▸ **Exercise directions**:
Please count the lines in the records below that include the word "glyph" and report only the total.
┌──
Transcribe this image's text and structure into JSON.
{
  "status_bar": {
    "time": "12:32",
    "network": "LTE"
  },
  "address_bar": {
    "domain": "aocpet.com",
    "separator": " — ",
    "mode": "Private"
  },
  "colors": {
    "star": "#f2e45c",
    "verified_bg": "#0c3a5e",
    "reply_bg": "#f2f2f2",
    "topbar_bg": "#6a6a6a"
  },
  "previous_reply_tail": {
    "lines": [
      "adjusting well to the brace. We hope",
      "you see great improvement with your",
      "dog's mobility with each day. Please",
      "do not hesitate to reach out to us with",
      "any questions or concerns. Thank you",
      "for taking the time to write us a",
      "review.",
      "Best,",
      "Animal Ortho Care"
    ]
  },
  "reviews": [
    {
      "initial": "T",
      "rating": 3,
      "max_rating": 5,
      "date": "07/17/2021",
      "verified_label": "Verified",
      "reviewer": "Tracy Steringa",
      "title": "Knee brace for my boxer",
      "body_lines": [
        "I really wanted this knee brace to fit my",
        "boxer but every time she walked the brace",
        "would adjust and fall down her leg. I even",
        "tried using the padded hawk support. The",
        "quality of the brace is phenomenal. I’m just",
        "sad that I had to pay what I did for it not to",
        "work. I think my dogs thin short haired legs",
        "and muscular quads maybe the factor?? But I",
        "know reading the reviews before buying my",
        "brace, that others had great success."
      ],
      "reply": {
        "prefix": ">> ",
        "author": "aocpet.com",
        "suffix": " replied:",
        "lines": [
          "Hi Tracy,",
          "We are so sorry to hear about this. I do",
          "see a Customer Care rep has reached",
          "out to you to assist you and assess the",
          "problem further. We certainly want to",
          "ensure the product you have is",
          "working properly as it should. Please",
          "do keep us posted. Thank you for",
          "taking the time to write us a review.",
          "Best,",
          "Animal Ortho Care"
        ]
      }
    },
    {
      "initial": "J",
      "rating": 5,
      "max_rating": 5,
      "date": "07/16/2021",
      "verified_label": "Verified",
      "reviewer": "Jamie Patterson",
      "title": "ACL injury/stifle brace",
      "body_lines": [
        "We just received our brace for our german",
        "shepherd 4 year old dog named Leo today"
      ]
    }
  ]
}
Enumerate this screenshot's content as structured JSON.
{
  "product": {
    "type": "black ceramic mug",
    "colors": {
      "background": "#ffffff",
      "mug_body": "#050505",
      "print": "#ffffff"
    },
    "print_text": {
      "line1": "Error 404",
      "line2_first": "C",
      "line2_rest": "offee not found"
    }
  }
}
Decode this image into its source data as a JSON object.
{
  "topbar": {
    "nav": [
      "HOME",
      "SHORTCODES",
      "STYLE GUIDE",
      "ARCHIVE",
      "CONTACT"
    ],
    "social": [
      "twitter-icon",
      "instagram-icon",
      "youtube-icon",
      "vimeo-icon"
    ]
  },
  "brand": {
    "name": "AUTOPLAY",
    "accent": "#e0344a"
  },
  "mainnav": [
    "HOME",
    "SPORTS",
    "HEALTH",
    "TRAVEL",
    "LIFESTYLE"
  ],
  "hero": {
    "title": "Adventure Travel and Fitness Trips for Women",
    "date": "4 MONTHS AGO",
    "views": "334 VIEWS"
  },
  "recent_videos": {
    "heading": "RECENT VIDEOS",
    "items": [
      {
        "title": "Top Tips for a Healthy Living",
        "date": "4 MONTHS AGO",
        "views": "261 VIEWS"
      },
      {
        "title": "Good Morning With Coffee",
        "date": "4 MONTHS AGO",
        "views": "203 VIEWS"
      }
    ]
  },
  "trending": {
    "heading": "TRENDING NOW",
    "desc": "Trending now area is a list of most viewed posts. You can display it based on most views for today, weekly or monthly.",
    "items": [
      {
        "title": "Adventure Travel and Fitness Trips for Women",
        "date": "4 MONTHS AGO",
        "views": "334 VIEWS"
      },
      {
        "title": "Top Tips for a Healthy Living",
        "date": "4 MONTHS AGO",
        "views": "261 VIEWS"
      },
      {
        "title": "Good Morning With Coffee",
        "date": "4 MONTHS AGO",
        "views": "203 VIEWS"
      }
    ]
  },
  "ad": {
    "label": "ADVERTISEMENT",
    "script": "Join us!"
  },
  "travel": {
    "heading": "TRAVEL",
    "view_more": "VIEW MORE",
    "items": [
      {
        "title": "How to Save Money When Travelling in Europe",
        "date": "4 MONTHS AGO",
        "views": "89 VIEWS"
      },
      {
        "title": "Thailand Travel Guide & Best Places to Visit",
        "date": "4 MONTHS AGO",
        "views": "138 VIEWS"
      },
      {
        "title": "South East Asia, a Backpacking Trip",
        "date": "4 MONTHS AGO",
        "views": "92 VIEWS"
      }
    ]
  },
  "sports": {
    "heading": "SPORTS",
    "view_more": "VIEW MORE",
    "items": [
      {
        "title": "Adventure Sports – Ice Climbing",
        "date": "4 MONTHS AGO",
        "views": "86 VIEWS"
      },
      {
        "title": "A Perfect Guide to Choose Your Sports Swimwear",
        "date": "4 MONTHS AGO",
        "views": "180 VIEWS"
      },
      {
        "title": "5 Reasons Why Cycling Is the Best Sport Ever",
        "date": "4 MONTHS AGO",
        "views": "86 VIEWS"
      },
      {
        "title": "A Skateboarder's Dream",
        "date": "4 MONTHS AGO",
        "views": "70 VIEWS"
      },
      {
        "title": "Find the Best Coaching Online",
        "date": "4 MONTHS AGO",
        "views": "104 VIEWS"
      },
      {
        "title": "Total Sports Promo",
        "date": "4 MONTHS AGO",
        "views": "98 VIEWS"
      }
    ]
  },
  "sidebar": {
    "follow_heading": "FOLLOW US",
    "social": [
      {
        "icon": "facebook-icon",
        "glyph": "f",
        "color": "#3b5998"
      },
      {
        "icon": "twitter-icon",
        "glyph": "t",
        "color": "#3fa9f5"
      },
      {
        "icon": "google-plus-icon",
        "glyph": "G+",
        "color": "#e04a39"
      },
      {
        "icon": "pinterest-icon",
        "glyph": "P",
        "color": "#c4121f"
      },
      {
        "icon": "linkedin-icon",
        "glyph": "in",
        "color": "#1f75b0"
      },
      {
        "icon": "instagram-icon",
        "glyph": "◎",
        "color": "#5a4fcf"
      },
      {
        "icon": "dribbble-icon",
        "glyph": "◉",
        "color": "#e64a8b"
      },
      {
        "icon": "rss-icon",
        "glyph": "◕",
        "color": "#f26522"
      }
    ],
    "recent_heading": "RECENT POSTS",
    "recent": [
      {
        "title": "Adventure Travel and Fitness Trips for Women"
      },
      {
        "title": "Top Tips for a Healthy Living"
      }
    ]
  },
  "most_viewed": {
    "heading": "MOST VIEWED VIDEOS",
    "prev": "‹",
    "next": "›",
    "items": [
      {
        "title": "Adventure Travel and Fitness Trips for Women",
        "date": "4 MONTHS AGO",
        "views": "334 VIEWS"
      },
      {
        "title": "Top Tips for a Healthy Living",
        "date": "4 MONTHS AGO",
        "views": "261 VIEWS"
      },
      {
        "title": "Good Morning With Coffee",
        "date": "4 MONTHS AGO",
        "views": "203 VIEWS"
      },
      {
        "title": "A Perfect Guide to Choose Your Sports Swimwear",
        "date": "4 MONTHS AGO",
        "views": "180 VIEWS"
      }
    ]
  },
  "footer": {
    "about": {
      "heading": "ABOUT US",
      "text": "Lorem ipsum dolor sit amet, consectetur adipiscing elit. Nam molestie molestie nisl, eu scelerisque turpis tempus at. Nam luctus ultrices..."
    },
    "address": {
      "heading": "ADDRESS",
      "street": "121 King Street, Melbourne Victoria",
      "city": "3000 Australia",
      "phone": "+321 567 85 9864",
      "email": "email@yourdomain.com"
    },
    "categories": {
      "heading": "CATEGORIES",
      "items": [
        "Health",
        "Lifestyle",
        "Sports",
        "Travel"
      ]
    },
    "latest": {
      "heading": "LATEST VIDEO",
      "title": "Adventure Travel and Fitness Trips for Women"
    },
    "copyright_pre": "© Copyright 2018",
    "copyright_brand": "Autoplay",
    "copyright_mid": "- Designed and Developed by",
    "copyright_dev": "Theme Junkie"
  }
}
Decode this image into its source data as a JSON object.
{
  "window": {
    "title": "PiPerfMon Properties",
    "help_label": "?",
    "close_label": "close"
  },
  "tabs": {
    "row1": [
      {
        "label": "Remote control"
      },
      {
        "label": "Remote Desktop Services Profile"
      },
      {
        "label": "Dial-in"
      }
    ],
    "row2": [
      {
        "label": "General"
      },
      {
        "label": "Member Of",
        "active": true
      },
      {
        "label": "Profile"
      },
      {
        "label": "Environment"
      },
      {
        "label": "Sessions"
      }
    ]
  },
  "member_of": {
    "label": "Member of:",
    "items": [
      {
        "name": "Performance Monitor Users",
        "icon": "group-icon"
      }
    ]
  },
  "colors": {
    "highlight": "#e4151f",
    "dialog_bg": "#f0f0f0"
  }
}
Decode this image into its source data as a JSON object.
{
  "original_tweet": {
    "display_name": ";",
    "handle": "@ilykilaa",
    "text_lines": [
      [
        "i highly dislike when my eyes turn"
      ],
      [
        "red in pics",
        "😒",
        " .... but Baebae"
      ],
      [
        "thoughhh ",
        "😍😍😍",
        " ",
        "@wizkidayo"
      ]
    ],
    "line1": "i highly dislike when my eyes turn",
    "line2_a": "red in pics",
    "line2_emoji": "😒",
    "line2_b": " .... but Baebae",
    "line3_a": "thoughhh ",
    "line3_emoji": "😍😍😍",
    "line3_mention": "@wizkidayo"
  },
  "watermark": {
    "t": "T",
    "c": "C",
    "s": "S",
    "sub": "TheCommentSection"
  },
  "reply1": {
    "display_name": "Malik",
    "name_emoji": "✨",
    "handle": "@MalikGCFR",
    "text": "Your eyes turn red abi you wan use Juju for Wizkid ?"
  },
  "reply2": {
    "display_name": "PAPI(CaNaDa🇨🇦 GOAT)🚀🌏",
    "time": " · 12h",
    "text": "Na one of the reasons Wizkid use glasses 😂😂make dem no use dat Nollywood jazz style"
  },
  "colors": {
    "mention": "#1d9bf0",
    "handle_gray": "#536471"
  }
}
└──
▸ **Output for this task**:
8